Stories to #KeepGoing
By working together, gaining increased understanding, and encouraging the widespread application of proven strategies, we can save lives.
Hopefully these tips can empower you to have a #RealConvo, and be a helpful canvas to the people in your life.
As difficult as it was to go through all of this, the hardest part was admitting I needed help. Reaching out for help was one of the scariest things I’ve ever had to do, but I knew it had to be done.
Comedian Gary Gulman talks about the importance of having a #RealConvo, and reaching out for help when you need it.
Last month, we partnered with The Mighty for an "Ask Dr. Jill" livestream centered around how to have a #RealConvo about mental health.
The responsibility lies with all of us to pay attention to who used to be around the table, and who isn’t any longer.
"The conversation I had dreaded the most, ended up being the most beautiful moment with my precious son yet."
A recipe worth sticking around for.
For Mental Health Awareness Month, we’ve been encouraging people to have a #RealConvo about mental health.
Rather than asking me how my father died or why he "chose" to do it, I wish people would ask me how my father lived. Ask me his name. Ask me what kind of person he was.
For other parents who have lost a child to suicide, here are nine suggestions I’d like to share.
There may be obstacles, but they can be conquered together. You are loved and you do matter.
"I knew it could make a difference to people traveling a similar path as my husband, or to those, like me, who had lost someone."
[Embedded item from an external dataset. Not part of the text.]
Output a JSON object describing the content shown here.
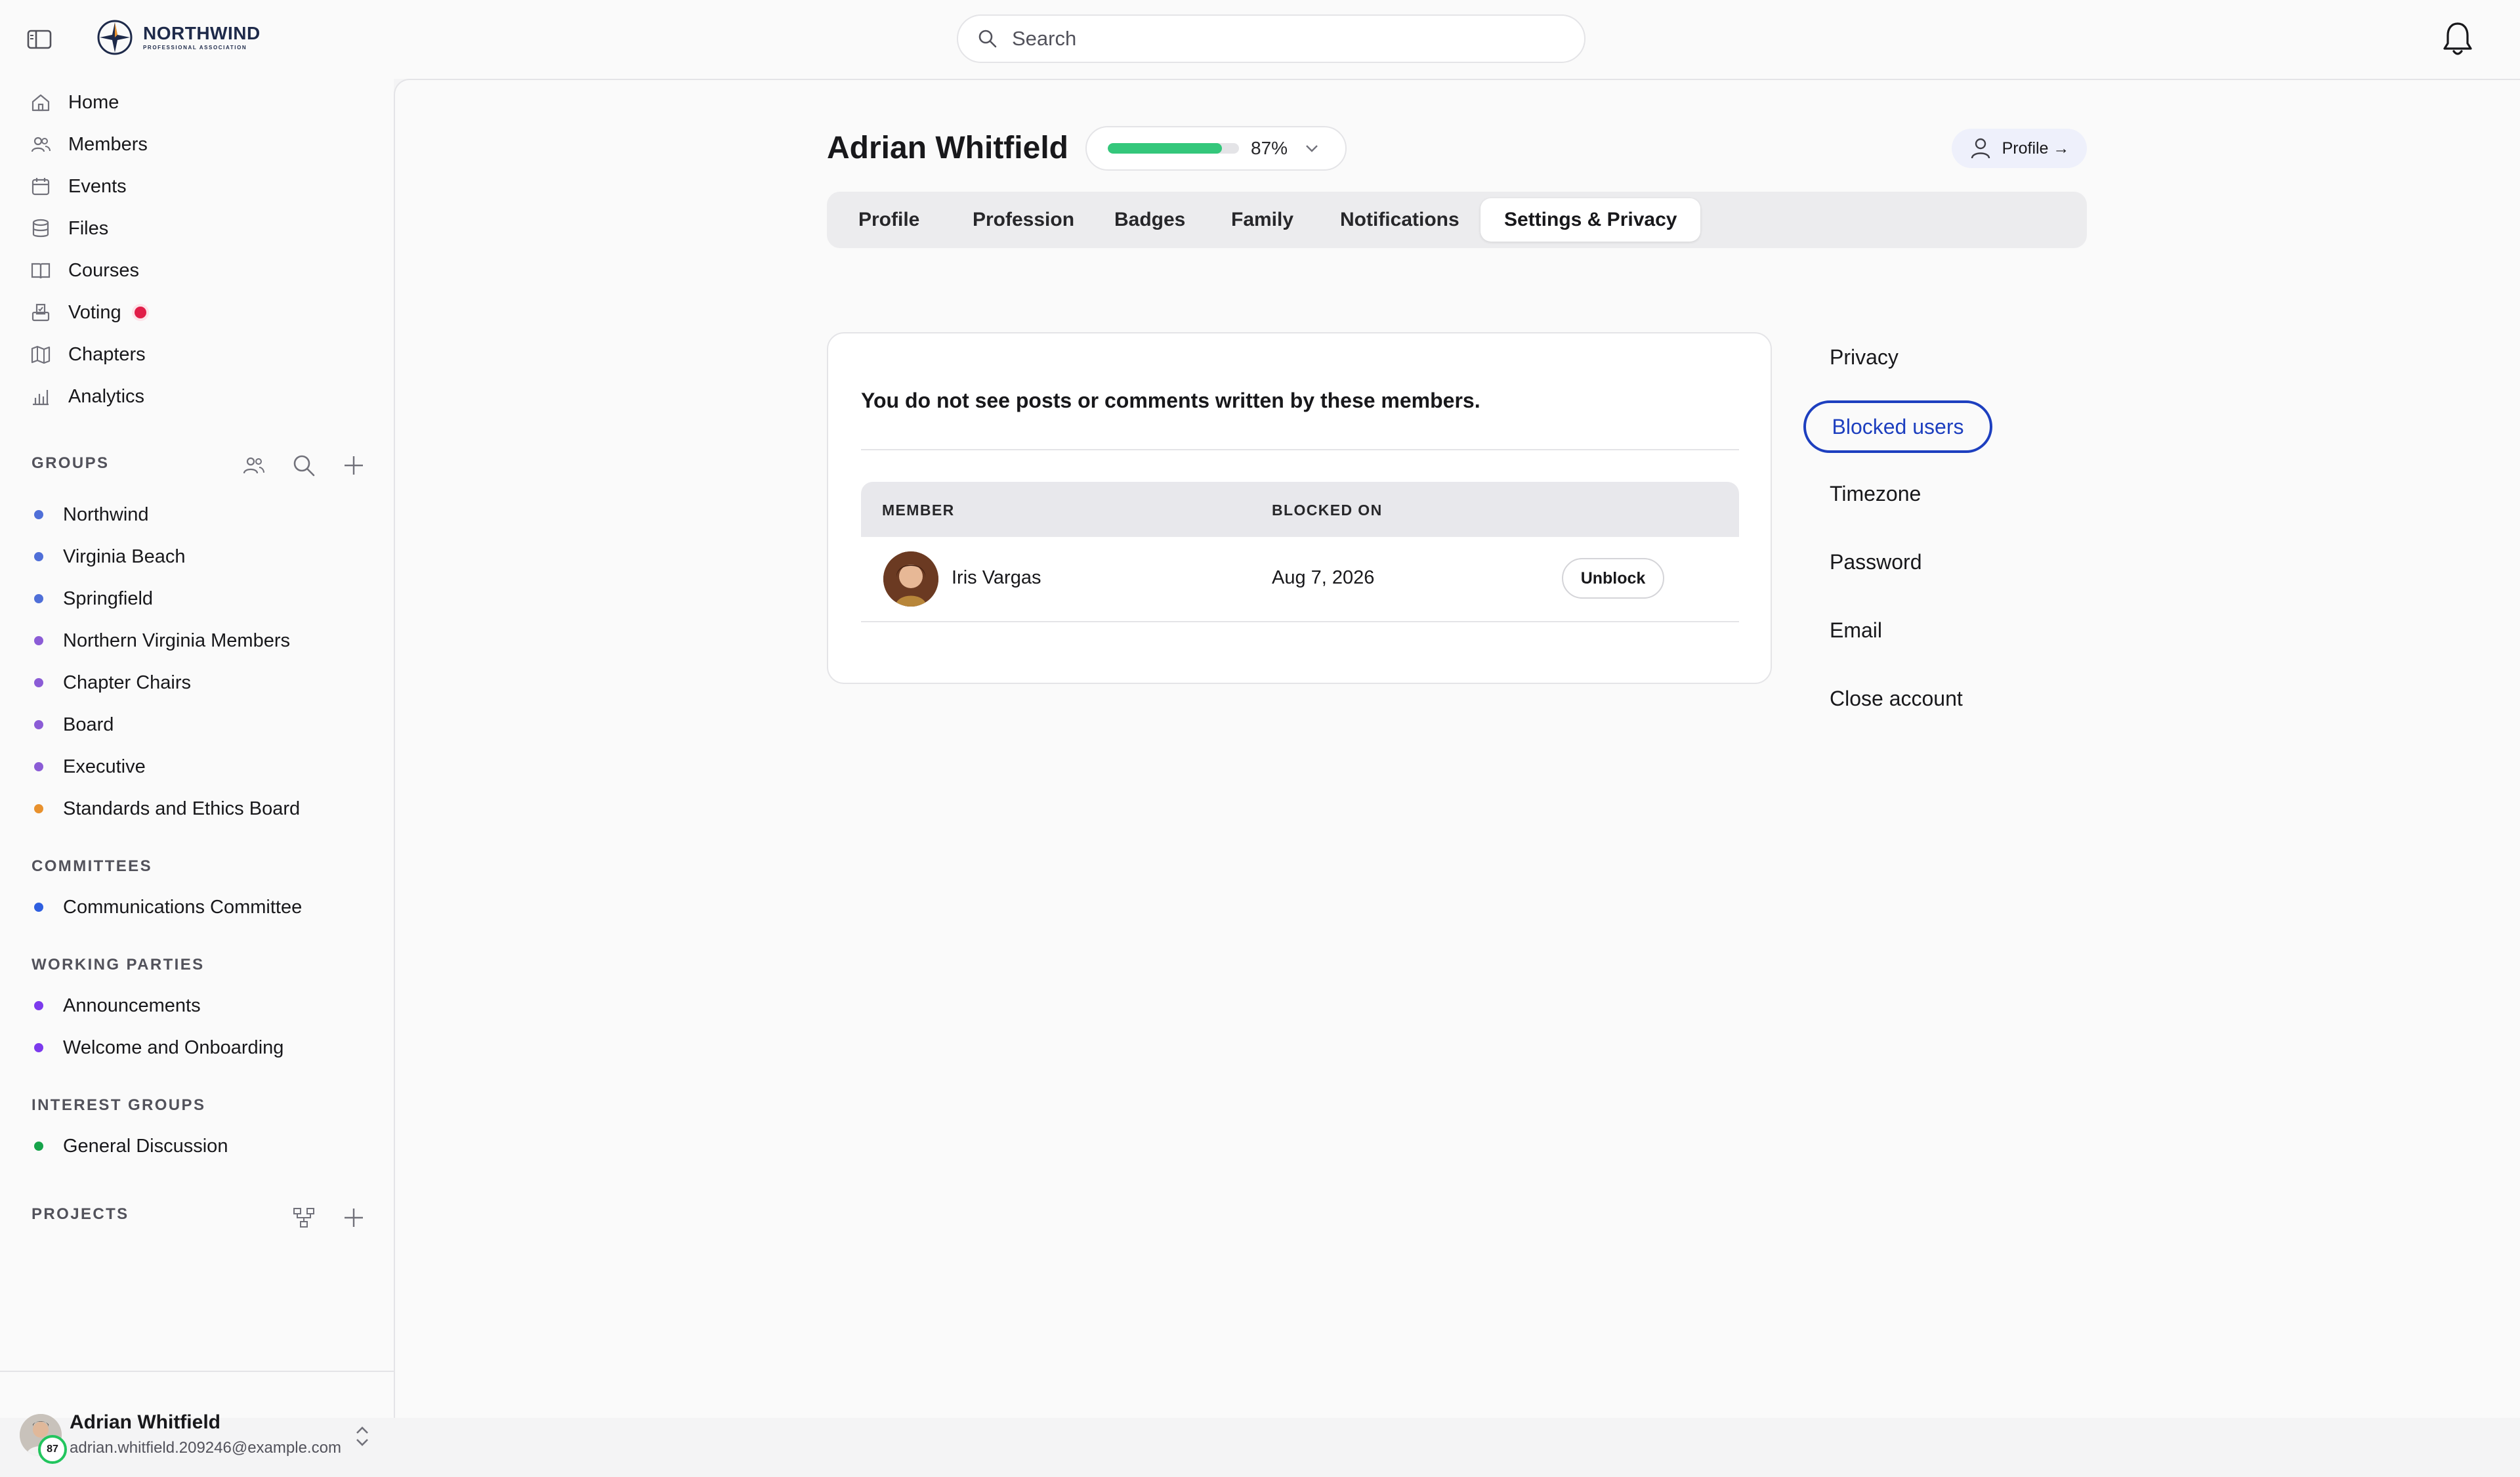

If sharing my own is helpful to just one person who hears it, I feel it is worth doing.
Many people have wondered how my parents, as two psychiatrists, could have ended up in this situation.
My first year of college shined a spotlight on my mental health.
The American Foundation for Suicide Prevention has set a bold goal to reduce the nation’s annual suicide rate 20 percent by the year 2025.
Several clips of walkers at AFSP's Out of the Darkness Campus Walk events background video
Resources and programs
National Suicide Prevention Week 2020 Partner Toolkit
A set of quick tips to help you fight to stop suicide.
We are amid an unprecedented public health crisis, yet we also have an extraordinary opportunity to come together within our families and our communities to reduce the stigma that often surrounds mental health.
The Model School District Policy on Suicide Prevention provides a thorough plan for school districts to implement suicide prevention policies in their community.
More Than Sad has taught over a million students and educators how to be smarter about mental health.